What is being asked ▸ Search the data for the string "Enrolments", and report each line where it is found.

[Excerpts from an interface dataset]
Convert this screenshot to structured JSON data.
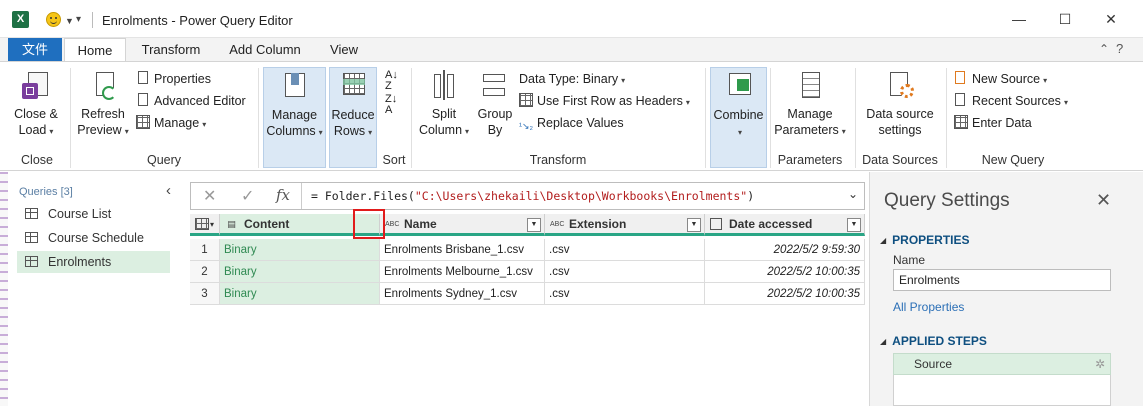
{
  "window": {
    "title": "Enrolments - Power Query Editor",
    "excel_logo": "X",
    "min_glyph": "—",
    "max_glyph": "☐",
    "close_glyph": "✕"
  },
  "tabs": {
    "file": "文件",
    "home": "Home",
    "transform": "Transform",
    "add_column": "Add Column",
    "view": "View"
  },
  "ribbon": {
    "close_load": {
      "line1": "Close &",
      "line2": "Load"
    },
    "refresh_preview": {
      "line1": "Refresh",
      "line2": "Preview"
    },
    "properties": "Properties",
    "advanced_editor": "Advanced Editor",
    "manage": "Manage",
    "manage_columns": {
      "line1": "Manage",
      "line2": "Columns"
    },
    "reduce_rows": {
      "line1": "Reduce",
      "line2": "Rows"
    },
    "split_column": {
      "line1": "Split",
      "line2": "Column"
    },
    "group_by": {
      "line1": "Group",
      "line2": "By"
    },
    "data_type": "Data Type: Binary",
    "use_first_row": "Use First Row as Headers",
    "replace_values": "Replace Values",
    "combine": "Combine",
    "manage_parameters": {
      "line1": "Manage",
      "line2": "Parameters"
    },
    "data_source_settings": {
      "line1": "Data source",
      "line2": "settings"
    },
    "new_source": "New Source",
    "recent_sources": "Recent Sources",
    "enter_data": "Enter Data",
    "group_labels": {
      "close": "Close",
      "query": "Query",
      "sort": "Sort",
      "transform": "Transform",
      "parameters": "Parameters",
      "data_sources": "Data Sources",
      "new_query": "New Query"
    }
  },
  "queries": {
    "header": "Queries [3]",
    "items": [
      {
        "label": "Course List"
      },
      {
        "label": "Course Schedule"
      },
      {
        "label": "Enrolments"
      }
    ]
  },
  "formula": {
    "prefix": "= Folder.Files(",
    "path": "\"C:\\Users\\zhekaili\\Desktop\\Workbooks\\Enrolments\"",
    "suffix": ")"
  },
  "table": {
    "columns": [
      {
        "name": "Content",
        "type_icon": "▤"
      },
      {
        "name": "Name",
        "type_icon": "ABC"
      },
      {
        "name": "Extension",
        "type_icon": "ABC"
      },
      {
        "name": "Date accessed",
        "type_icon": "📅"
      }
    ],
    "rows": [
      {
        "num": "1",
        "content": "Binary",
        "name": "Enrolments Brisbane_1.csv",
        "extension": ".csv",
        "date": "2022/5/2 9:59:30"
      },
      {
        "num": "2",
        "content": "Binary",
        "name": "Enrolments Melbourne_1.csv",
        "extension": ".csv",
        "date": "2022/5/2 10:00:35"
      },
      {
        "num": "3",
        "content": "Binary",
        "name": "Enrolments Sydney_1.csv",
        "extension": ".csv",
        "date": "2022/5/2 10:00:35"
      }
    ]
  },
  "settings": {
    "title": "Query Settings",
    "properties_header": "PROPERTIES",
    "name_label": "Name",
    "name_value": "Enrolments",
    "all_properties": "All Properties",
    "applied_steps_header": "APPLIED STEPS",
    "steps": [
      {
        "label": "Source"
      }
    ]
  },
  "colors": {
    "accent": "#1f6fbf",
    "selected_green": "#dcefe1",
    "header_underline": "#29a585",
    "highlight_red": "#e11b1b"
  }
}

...

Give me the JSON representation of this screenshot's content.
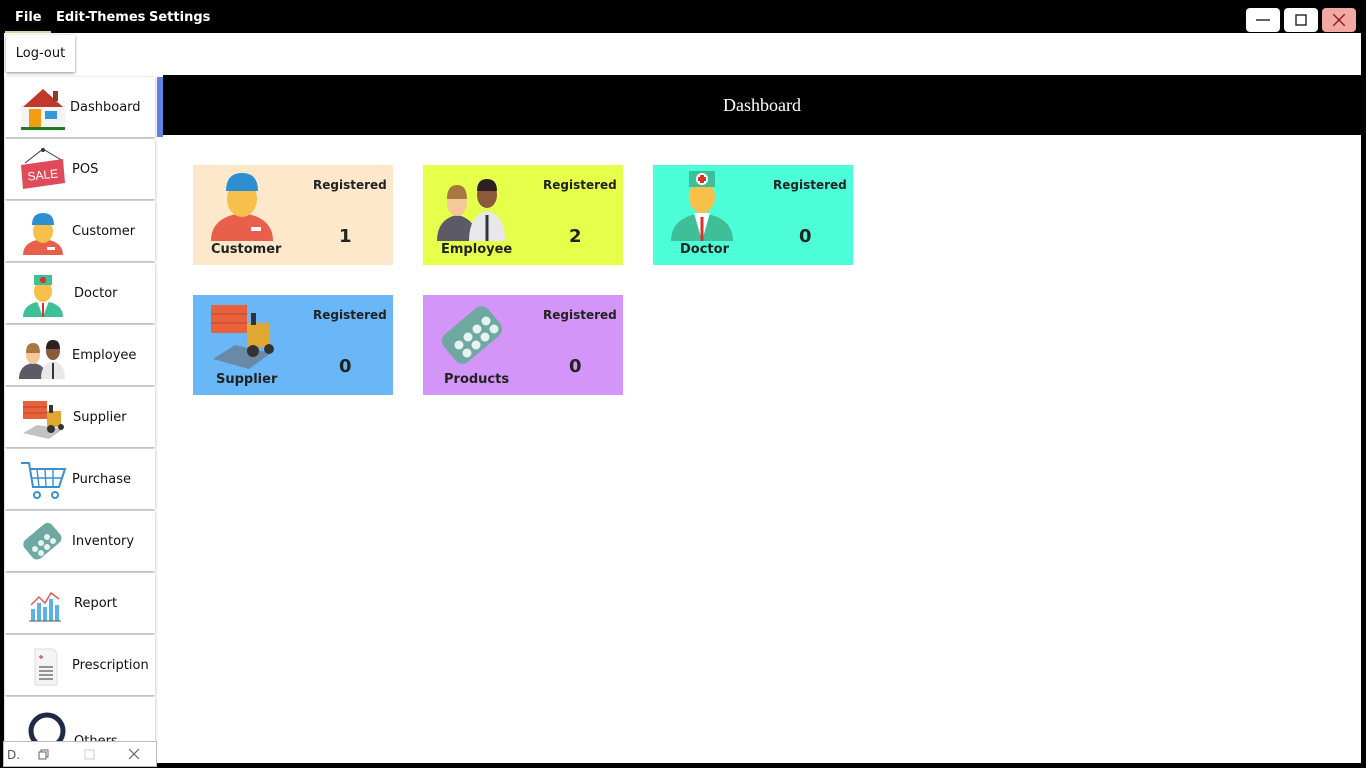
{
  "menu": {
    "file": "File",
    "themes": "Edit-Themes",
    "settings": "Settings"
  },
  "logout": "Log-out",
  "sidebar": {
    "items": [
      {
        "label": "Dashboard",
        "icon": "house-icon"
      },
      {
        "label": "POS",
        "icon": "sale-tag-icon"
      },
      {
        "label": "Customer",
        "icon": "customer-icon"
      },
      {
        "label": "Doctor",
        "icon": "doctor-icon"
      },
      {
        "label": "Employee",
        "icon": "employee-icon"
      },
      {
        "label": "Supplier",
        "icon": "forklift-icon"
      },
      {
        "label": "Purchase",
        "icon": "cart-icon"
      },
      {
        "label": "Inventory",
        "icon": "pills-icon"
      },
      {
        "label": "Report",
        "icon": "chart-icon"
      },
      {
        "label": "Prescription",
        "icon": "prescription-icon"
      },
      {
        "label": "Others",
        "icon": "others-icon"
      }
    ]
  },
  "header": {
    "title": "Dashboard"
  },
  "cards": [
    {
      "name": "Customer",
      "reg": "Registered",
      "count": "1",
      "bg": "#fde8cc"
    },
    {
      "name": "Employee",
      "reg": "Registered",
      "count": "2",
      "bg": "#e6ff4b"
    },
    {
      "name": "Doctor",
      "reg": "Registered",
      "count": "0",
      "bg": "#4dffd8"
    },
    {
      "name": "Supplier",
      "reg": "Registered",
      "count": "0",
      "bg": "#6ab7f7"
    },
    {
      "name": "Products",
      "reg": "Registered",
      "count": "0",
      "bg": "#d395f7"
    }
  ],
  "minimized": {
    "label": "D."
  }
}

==

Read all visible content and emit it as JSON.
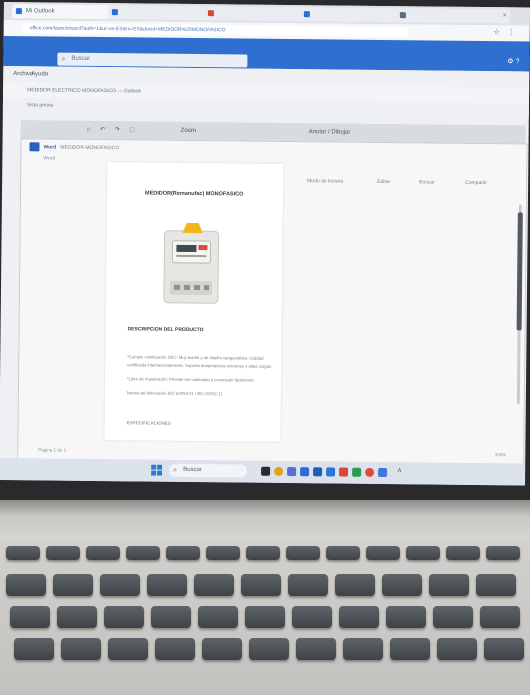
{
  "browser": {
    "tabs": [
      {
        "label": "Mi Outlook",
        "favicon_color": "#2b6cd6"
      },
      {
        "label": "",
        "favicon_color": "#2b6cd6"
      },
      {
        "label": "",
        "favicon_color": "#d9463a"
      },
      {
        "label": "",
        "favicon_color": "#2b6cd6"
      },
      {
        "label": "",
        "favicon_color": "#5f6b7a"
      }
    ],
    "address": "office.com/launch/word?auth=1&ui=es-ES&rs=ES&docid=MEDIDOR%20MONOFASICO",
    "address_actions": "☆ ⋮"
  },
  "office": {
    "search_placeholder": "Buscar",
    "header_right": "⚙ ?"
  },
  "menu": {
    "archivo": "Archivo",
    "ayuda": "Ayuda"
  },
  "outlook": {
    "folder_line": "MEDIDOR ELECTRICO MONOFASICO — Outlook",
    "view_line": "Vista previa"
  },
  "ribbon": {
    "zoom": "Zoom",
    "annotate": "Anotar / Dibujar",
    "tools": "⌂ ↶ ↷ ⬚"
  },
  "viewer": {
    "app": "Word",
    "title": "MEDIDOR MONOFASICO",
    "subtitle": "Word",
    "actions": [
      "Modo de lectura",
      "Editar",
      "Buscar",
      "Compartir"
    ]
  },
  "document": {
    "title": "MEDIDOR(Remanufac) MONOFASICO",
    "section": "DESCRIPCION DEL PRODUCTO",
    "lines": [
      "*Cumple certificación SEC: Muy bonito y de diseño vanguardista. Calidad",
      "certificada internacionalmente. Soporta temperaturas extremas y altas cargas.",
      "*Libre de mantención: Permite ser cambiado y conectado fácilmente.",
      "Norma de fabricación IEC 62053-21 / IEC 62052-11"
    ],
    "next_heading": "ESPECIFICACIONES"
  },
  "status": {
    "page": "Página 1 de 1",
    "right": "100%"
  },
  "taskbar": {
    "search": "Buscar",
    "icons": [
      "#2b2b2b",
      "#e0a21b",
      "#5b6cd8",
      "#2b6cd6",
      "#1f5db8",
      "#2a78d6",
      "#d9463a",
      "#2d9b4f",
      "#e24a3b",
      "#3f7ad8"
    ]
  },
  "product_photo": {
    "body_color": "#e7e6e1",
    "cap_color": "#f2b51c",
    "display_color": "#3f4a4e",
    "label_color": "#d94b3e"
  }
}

Solution to this exercise ▸
    "title": "Enrolments - Power Query Editor",
        "label": "Enrolments"
    "path": "\"C:\\Users\\zhekaili\\Desktop\\Workbooks\\Enrolments\"",
        "name": "Enrolments Brisbane_1.csv",
        "name": "Enrolments Melbourne_1.csv",
        "name": "Enrolments Sydney_1.csv",
    "name_value": "Enrolments",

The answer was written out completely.